EY delivered failed audits in almost half of the audits inspected by the Public Company Accounting Oversight Board in 2013 and blew the audit of internal control in nearly every one of those cases.

It was the first time a Big 4 firm has come so close to the 50-percent mark in the five years the PCAOB has provided data in its inspection reports. EY’s is the third of the Big 4 firms to have its report published in 2014 reflecting 2013 inspections of 2012 financial statements. PwC took heat for 32 percent of its audits inspected, and Deloitte for 28 percent of its inspected audit work. KPMG’s 2013 report has not yet been published, nor have any reports on the second-tier major firms.

In EY’s inspection report, the PCAOB finds fault with 28 of the 57 audits inspected, and 27 of the 28 failed audits contained problems in the audit of internal control over financial reporting. The report says EY most often stumbled in selecting controls to test, testing the design effectiveness of controls, and testing operating effectiveness.
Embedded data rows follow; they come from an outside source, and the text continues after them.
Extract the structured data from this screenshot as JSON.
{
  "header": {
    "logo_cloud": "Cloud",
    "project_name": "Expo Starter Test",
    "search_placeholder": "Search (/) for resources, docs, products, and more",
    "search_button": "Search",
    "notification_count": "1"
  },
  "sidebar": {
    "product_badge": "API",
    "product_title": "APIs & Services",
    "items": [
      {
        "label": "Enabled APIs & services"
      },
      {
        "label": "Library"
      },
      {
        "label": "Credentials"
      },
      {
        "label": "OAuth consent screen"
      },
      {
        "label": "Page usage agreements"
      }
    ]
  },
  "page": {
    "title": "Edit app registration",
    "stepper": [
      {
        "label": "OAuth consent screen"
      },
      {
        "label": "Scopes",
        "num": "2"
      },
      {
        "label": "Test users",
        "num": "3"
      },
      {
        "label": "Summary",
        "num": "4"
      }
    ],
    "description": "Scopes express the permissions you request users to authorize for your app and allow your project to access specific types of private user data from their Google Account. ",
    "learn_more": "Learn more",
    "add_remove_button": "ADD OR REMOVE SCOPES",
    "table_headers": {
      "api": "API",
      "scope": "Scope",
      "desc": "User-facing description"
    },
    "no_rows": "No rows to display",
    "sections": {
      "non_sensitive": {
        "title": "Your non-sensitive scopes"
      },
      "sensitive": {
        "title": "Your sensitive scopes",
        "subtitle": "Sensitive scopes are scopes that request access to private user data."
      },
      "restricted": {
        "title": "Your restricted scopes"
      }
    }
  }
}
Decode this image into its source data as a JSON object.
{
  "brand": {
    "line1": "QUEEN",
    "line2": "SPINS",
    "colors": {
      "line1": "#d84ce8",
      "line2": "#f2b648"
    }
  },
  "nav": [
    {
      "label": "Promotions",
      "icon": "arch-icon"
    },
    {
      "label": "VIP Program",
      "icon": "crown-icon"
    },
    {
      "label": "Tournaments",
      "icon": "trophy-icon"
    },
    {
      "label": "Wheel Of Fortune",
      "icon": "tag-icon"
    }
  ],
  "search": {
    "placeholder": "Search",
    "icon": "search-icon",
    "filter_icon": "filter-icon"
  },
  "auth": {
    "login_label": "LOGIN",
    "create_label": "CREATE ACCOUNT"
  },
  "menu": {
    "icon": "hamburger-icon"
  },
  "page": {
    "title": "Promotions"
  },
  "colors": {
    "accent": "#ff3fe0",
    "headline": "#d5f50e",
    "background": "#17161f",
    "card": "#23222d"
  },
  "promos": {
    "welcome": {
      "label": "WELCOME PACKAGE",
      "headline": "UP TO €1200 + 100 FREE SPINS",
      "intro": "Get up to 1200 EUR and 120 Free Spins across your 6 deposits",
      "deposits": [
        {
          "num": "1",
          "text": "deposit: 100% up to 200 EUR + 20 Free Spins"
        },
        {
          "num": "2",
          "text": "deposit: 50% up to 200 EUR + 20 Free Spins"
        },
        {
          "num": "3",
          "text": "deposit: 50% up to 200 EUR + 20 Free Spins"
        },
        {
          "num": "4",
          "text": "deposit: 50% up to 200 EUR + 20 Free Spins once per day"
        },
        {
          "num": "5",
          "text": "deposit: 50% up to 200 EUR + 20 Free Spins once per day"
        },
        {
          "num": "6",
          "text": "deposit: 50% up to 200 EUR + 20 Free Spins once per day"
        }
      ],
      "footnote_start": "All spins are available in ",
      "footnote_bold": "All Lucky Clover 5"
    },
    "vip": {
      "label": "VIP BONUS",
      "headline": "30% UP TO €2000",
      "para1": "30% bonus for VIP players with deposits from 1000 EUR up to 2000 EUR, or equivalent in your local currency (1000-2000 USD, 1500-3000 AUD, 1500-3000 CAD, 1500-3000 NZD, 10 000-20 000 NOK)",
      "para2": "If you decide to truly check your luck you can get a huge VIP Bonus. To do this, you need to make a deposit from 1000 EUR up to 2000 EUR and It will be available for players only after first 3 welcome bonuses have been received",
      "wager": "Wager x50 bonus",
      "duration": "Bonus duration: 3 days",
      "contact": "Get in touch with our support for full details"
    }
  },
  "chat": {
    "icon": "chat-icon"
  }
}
The PCAOB says in the report that each of the deficiencies described represent situations where the firm failed to obtain adequate audit evidence to support its opinion on financial statements and internal control. Many of the deficiencies, the PCAOB says, involve a lack of professional care and professional skepticism. In addition to the 27 audits that violated Auditing Standard No. 5 on internal control, a recurring theme in many inspection reports and PCAOB initiatives, the PCAOB also calls out 15 failures to properly respond to risk of material misstatement and 11 instances of problems with audit sampling.

EY’s own audit failure rate as described in PCAOB reports has crept up from 8.6 percent in 2009, before the PCAOB began clamping down on all the major firms, to 22 percent in 2010, 36 percent in 2011, and 48 percent in 2012. 

EY made no attempt to dispute or protest the PCAOB’s assertions. In a letter attached to the report, firm leadership says they have thoroughly evaluated the issues raised in the report and have taken actions to address the findings. “The PCAOB's inspection process assists us in identifying areas where we can continue to improve audit quality,” wrote Stephen Howe, managing partner, and Frank Mahoney, vice chair of assurance services. “We respect and benefit from this process as it aids us in fulfilling our responsibilities to investors, other stakeholders, and the capital markets generally.”

After the report was published, EY said in a statement: “Across our organization, EY is fully committed to audit quality. The PCAOB’s inspection process assists us in identifying areas where we can continue to improve.”